This volume contains five research articles, four case notes, and a book review, which entail research-based discussion of various domestic and global legal issues. Aman Rehan and Hammad Ali Kalhoro unpack the dangers of leaving Artificial Intelligence unregulated and the need to regularise its liability by making laws for various industries. Mahnoor Waqar, on the other hand, stresses upon the need of adopting AI in outdated legal system and argues for introducing technology in arbitral proceedings. Muhammad Anas Khan deconstructs the harmful and counterproductive effects of defamation laws in Pakistan, which being criminal in nature are more likely to silence the victims of sexual harassment, abuse or rape. Humna Sohail and Samina Bashir contemplate the balance between public and private interests under the Intellectual Property rights in wake of COVID-19 and analyse the situations where restricting vaccine information can become an impediment to public welfare. Mustafa Khalid makes a comprehensive case for introducing Comprehensive Sex Education as a right under the Constitution of Pakistan by laying down the relevant grounds of constitutional, international and Islamic law. Kehar Khan Hyder’s case note on Sher Zaman v The Government of Balochistan explores the possibility of neo-liberal agenda of the state elite to keep the ownership of unsettled lands under the government’s control and how this judgment showed defiance by ruling ownership in favour of the indigenous communities. Shanzay Javaid’s case note on Pakistan v Public at Large provides the critical insight into the role of the Shariat Court in protecting the civil bureaucracy from arbitrary dismissals and treatment in a highly militarised environment. Muhammad Awais Alam pens down the critical case note of Shahab Saqib v Sadaf Rasheed and sheds lights on the commendable development this judgment made in Muslim Personal Law by making the wife’s right to maintenance absolute in nature, doing away with all the pre-conditions associated with it. Muhammad Umer Ali Ranjha and Ariba Fatima’s case note Safia Bano v Home Department, Government of Punjab explains the unprecedented decision of the court to ban the death penalty on mentally ill persons and discusses the rationale of rehabilitative justice behind doing so. Finally, Dr. Shahbaz Ahmad Cheema pens a review on book Rights of the Child in Islam: Theory, Mechanisms, Practices and Convention on the Rights of the Child by Dr. Muhammad Munir.

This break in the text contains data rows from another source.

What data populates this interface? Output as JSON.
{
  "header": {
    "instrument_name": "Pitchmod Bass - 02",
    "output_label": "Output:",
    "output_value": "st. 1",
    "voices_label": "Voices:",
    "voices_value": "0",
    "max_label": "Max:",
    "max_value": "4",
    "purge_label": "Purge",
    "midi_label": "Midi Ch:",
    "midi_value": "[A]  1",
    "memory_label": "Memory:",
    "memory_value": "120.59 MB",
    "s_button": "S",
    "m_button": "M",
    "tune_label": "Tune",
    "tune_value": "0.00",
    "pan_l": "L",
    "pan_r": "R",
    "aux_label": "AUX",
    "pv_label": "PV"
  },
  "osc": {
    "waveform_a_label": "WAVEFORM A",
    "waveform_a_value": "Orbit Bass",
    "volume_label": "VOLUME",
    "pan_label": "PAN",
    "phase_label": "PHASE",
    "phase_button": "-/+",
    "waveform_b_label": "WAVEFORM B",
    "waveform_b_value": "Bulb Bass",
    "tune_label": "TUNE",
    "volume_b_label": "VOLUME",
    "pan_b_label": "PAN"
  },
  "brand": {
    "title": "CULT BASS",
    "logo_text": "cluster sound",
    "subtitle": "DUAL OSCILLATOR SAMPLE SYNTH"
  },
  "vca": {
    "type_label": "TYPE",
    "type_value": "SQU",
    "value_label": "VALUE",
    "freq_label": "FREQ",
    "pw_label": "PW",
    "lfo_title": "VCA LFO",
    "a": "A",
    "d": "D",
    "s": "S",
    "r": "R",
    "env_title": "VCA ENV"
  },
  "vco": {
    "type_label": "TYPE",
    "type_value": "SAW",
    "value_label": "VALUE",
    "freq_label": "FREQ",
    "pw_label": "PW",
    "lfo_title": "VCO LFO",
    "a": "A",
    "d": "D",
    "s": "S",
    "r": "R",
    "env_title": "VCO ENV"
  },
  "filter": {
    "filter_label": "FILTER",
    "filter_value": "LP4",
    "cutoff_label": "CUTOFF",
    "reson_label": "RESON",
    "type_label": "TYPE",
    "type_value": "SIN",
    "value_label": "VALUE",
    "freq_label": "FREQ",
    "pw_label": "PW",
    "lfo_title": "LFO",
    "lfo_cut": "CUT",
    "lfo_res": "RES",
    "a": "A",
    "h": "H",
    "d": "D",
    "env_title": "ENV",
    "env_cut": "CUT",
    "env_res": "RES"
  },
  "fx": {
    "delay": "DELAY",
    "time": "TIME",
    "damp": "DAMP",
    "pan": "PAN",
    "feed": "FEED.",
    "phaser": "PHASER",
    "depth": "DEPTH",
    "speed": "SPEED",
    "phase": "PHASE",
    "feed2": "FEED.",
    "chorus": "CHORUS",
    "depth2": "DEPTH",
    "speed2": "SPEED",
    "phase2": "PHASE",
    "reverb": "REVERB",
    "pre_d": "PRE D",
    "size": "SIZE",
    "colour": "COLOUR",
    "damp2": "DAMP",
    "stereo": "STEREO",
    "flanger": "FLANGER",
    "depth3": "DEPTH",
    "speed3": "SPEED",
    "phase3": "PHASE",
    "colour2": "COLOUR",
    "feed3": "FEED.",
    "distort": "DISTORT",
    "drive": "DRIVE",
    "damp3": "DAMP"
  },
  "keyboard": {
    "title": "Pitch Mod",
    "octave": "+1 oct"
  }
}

We thank the contributors of this year for their valuable submissions to this volume of the LUMS Law Journal. We appreciate their patience and consistent cooperation during the long rounds of reviews. We owe utmost gratitude to our Chief Editor, Dr. Zubair Abbasi, and Co-Editor, Ms. Marva Khan, whose constant guidance and supervision have helped complete the work on time. And more importantly, we are grateful to the members of our Editorial Committee of the LUMS Law Journal, especially to Amna Sohaib Naqvi, Arooba Mansoor, Iman Agha, Mateen Tariq, Marha Fathma, Maryam Asad, Mohammad Faizan Attique Bhatti, Momina Khurshid, Muhammad Mohad Zulfiqar, Haanya Channa, Hareem Godil, Kehar Khan Hyder, Laiba Tariq, Rabia Iftikhar, Sameen Ahmed, Syed Qasim Abbas, Syed Asad Hussain Rizvi, Syeda Eimaan Gardezi, and Usama Zafar whose untiring diligence, perseverance, and commitment to producing quality legal scholarship made this volume publishable.

The LUMS Law Journal strives to produce rigorous and well-researched legal scholarship on topics that are pertinent, engaging, relevant to the existing debates, and that hold the potential of challenging clichéd ideas. In this regard, we welcome feedback, suggestions, and recommendations. Please write to us at submissions.llj@lums.edu.pk.